+++ DATASET RECORDS +++

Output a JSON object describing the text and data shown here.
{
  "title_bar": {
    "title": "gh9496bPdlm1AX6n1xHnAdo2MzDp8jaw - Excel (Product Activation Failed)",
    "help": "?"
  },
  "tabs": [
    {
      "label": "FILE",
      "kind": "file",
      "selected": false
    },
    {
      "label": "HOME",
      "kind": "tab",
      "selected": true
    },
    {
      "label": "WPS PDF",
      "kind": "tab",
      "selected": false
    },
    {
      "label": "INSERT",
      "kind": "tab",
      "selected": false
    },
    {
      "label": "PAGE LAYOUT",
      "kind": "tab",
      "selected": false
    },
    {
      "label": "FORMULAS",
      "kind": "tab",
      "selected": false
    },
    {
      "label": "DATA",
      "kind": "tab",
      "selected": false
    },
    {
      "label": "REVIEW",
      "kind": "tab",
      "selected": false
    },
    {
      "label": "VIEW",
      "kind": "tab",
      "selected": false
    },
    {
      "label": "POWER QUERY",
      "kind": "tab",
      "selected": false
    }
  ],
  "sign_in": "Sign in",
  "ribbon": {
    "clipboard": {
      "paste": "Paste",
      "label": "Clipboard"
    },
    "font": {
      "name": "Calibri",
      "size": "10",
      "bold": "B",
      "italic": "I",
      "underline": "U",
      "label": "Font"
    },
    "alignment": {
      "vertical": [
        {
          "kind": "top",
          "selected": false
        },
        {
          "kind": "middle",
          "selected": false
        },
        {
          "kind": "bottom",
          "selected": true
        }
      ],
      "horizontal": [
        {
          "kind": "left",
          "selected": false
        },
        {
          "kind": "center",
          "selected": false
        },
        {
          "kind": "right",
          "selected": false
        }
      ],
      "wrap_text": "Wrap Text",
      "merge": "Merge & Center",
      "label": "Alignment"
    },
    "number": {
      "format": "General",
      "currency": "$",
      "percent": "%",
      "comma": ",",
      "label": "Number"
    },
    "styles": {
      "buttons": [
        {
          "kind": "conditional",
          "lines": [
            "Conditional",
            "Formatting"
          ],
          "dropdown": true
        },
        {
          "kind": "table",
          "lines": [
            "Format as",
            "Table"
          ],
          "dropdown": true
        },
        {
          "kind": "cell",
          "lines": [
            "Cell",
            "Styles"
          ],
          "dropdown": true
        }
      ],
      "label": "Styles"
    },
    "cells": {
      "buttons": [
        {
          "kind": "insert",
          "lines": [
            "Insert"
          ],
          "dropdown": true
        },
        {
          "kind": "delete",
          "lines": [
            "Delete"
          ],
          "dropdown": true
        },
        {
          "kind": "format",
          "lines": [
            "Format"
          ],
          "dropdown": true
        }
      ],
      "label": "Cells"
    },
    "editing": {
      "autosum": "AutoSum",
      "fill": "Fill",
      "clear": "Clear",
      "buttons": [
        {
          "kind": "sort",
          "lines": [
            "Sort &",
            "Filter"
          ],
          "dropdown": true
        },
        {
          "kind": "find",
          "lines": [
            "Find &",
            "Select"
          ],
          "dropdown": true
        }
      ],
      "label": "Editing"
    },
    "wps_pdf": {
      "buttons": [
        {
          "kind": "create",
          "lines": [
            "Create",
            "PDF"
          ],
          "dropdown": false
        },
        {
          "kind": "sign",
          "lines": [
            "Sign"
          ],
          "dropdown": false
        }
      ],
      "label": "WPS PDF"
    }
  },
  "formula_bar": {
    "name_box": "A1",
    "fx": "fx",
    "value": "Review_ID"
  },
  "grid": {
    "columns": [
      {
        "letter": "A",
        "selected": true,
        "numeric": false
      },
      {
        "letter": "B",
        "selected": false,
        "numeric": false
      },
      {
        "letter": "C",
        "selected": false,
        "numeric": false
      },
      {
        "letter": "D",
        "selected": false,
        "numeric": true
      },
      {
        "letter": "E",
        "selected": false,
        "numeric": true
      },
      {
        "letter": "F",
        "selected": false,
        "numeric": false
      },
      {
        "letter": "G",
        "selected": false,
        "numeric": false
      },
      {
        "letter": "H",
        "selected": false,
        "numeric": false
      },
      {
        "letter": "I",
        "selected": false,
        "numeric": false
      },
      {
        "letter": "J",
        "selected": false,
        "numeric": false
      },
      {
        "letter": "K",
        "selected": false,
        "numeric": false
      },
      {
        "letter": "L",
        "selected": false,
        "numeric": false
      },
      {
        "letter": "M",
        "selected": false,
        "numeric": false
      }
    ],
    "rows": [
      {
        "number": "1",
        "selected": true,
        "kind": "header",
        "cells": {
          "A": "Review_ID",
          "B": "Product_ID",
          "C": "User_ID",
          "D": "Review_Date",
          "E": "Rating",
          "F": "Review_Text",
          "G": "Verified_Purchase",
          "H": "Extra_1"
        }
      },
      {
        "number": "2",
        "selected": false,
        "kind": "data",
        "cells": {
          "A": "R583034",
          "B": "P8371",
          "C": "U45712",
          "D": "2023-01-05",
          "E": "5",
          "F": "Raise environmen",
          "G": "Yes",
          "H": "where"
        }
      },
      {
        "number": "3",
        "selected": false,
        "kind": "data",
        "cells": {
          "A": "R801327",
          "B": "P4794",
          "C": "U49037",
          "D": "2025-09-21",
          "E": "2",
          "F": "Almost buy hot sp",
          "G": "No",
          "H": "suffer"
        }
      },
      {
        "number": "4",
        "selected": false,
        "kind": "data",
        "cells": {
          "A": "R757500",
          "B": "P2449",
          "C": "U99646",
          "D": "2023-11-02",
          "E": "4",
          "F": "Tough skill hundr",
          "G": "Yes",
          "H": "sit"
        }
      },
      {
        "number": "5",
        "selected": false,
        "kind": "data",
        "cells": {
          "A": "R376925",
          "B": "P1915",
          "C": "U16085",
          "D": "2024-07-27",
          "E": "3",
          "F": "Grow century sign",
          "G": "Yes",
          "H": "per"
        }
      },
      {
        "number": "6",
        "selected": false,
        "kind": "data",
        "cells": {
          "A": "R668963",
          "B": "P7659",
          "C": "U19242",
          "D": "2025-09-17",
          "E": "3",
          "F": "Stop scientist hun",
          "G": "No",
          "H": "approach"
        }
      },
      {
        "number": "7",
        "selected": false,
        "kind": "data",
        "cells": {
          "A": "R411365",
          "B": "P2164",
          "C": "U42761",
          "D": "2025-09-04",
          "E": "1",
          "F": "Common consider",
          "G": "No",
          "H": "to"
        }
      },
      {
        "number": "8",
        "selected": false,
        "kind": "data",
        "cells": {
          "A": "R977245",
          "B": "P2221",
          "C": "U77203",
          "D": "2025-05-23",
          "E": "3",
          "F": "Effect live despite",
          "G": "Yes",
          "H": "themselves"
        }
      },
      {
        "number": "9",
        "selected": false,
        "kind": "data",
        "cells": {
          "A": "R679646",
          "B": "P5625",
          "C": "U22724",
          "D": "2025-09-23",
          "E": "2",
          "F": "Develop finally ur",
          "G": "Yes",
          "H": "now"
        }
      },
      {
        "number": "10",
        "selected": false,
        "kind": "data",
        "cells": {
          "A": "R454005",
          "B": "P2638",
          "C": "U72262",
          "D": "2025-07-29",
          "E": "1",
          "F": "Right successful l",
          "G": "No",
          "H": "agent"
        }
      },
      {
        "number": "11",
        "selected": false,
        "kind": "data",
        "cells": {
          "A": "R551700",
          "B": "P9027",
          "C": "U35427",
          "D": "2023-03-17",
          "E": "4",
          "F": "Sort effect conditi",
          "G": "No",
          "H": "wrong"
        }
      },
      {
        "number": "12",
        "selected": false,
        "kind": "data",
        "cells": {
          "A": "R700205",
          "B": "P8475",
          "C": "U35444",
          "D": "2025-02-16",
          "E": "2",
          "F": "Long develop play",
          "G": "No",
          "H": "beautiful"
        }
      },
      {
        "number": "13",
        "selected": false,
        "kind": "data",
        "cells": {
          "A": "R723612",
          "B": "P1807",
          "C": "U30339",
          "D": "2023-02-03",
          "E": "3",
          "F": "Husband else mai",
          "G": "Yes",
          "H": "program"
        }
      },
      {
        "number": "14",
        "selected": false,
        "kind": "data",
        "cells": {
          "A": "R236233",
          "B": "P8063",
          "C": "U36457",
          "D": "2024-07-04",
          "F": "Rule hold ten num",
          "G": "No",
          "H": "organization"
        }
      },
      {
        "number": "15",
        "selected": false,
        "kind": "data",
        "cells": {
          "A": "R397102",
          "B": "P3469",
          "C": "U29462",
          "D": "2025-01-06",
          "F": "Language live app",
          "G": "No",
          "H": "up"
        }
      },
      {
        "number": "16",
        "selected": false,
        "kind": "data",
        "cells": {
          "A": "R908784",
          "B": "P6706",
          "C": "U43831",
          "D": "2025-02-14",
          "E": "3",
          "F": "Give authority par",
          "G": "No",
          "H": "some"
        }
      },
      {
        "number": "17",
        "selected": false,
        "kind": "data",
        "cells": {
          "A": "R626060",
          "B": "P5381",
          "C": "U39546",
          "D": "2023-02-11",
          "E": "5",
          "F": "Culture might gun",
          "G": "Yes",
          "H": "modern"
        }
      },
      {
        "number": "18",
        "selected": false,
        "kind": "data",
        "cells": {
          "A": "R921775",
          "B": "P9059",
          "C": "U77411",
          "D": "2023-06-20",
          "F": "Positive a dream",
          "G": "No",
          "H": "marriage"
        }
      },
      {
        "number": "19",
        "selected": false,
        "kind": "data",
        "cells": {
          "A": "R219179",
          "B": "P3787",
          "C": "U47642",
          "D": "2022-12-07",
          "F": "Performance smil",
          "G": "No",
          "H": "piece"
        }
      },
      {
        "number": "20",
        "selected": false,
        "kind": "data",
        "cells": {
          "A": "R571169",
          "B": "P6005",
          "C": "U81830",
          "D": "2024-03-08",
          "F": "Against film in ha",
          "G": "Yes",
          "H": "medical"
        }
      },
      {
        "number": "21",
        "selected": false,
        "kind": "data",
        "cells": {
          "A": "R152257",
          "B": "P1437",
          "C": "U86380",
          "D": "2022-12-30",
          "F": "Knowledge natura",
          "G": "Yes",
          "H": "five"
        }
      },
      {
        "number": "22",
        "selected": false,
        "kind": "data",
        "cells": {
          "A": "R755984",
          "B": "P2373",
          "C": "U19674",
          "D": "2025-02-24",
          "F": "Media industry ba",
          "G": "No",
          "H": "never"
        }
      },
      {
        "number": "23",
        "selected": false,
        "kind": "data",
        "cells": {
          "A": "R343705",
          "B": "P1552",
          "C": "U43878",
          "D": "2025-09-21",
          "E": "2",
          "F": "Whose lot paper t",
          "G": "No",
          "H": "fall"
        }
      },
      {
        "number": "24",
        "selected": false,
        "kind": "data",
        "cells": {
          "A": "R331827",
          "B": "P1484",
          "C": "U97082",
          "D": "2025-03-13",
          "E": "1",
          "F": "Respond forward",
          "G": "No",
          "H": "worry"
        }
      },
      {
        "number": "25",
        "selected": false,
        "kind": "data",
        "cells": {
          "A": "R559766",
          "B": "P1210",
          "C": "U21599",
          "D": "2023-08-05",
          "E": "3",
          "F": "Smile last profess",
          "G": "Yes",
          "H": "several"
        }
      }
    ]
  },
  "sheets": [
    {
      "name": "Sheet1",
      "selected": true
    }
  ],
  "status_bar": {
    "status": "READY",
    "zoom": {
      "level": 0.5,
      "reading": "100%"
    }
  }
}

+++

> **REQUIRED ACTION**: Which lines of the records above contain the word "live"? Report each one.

> **RESULT OF THIS TASK**:
          "F": "Effect live despite",
          "F": "Language live app",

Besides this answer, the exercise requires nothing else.